** Opening Records provided block **
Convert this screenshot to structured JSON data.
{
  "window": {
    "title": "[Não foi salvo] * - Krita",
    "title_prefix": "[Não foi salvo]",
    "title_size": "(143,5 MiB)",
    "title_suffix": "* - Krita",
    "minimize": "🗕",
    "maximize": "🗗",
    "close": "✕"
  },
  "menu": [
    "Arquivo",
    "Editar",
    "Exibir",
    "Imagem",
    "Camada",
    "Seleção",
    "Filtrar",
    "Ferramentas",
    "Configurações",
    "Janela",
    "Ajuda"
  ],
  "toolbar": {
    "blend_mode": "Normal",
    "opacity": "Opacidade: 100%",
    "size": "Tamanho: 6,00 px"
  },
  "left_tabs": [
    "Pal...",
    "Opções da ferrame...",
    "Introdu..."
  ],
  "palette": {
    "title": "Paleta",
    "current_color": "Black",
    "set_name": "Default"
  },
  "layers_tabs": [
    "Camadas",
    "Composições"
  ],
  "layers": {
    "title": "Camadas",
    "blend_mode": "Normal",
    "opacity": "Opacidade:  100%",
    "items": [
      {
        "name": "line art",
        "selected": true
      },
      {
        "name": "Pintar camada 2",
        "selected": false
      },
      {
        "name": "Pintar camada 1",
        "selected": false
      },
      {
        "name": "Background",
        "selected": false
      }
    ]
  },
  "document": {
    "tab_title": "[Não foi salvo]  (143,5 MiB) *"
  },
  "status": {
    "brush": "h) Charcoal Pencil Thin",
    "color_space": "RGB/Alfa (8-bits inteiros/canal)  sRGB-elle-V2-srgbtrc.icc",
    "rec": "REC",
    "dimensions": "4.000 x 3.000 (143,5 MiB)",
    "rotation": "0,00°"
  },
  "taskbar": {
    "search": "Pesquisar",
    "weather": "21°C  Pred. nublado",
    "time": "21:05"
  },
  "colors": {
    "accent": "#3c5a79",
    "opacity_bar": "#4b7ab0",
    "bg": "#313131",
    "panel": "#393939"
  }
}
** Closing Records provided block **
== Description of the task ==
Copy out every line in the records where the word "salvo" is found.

== Your solution ==
    "title": "[Não foi salvo] * - Krita",
    "title_prefix": "[Não foi salvo]",
    "tab_title": "[Não foi salvo]  (143,5 MiB) *"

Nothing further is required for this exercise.